▸ **Data for this exercise**:
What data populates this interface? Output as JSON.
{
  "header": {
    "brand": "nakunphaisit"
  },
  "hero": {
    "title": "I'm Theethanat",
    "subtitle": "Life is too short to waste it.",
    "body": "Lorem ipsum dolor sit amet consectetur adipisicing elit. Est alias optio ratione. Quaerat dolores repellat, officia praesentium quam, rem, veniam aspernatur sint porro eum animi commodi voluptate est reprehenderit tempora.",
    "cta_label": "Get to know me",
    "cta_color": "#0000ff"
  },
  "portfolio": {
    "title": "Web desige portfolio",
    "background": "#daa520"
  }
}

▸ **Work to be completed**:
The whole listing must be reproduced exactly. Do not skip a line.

▸ **Result for this exercise**:
What data populates this interface? Output as JSON.
{
  "header": {
    "brand": "nakunphaisit"
  },
  "hero": {
    "title": "I'm Theethanat",
    "subtitle": "Life is too short to waste it.",
    "body": "Lorem ipsum dolor sit amet consectetur adipisicing elit. Est alias optio ratione. Quaerat dolores repellat, officia praesentium quam, rem, veniam aspernatur sint porro eum animi commodi voluptate est reprehenderit tempora.",
    "cta_label": "Get to know me",
    "cta_color": "#0000ff"
  },
  "portfolio": {
    "title": "Web desige portfolio",
    "background": "#daa520"
  }
}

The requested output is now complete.